Next, and this is my biggest take-away from SOA, is that during the course of this show, a truth that I have known for a quite a while now was substantiated time and time again. And, that truth is this: forgiveness is a powerful and blessed thing.
I think the reason this was so poignant for me was because there seemed to be very little, if any, forgiveness in SOA. There was however, loads of revenge, tit for tat. During almost every season of this show, I kept thinking to myself how much better off these characters would be if they just learned how to forgive each other and themselves. All the retribution, all the death, it clearly ate away at the core of the characters, ate away at their souls. And, the really sad part to me, was that most of it did not need to happen. (Yes, I realize that this is a TV show where, had the characters learned how to forgive, there would not have been much of a show left. But, I digress…)
I kept thinking of how much trouble they would have saved themselves, if they had just learned how to forgive. I kept thinking of how many lives that could have been saved, if they had just learned how to forgive. I kept thinking of how much sorrow they could have avoided, if they had just learned how to forgive.
Learning how to forgive and extend grace and mercy are vital to our growth as Christians. I think the sooner that we grasp this, the better. Watching this show gave me an eye-opening perspective on just how beneficial forgiveness can truly be. And, why it is so worthwhile.
We learn from reading the Bible the importance of forgiveness. Lack of forgiveness blocks access to our wonderful God. Forgiving allows you to cleanse yourself of any resentment or bitterness you have. It frees you! It is the lack of forgiveness that weighs us down and comes between us and God. Matthew 5:23-24 tells us, “Therefore, if you are offering your gift at the alter and there remember that your brother has something against you, leave your gift there in front of the alter. First go and be reconciled to your brother; then come and offer your gift.” We can also read about forgiveness in Matthew 6:14-15, Matthew 18:21-25, Mark 11:25, and Psalm 103:12, among other places.
Oddly enough, while there was very little forgiveness or mercy in SOA, there was quite a bit of religious symbolism that reared its head throughout all seven seasons.

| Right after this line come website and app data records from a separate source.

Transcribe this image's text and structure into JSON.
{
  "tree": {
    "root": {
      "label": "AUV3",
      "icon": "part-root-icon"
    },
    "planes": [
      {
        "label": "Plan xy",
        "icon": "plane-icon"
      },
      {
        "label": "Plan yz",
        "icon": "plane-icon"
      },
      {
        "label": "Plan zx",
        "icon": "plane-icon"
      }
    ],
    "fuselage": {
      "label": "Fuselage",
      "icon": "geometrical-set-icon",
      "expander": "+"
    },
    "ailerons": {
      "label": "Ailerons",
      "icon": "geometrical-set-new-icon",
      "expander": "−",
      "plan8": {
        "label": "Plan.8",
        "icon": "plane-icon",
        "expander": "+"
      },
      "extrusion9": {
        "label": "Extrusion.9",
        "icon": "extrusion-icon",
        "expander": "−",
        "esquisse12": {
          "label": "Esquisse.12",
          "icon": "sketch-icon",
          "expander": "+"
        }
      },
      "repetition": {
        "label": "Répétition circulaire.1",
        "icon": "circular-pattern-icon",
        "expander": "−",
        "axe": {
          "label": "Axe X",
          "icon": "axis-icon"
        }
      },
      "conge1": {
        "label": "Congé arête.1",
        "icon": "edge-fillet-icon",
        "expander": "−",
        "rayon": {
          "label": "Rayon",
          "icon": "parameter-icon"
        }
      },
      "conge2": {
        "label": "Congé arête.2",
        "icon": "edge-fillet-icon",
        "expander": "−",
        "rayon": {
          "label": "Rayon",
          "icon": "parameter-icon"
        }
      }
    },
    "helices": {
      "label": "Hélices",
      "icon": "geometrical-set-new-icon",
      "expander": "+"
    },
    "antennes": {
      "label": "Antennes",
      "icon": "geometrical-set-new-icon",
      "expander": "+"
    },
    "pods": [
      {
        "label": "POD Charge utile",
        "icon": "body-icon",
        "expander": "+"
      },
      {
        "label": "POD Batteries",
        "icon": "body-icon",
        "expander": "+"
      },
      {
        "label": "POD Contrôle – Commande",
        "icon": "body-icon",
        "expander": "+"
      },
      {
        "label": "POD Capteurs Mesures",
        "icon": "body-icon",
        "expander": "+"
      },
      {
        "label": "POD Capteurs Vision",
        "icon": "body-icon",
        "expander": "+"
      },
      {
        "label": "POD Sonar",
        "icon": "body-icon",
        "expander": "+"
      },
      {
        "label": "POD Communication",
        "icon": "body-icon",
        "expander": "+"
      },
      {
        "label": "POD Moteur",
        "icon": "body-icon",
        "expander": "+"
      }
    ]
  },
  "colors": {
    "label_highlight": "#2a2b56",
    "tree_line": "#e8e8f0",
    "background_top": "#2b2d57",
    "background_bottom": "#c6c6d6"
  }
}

Just for fun, I thought I would end this post by sharing some of the ones I came across with you.
· There are many scenes located in the chapel of the local hospital, where one main
· The grandfather of the main character, Jax Teller, was a Reverend for fourteen years.
His name is Nate Madock. My favorite line from Nate is, “God forgives everyone
sweetheart.” (Yes! He certainly does.)
· The title of season 6, episode 11 is "John 8:32" (Then you will know the truth, and the
truth will set you free.)
· In season 5, episode 10, entitled “Crucifixed” a crucifix is used as a murder weapon.
· Season 6 premiered with a young boy shooting up his Catholic school.
· In the series finale, a homeless woman, whom we have seen before in other episodes,
is found eating a loaf of bread and drinking a bottle of wine.
· And, my favorite of all—in season 7, episode 6, called “Smoke ‘Em if You Got ‘Em”, has
the character of Juice in a convenience store looking for a specific brand of cigarettes.
The brand is called St. Dismas. Dismas was the penitent thief who was crucified at
Jesus’ right hand at Calvary.
I am so glad you are here! I am Erica Strickland, a girl who loves God. My goal here is to simply share His love and light.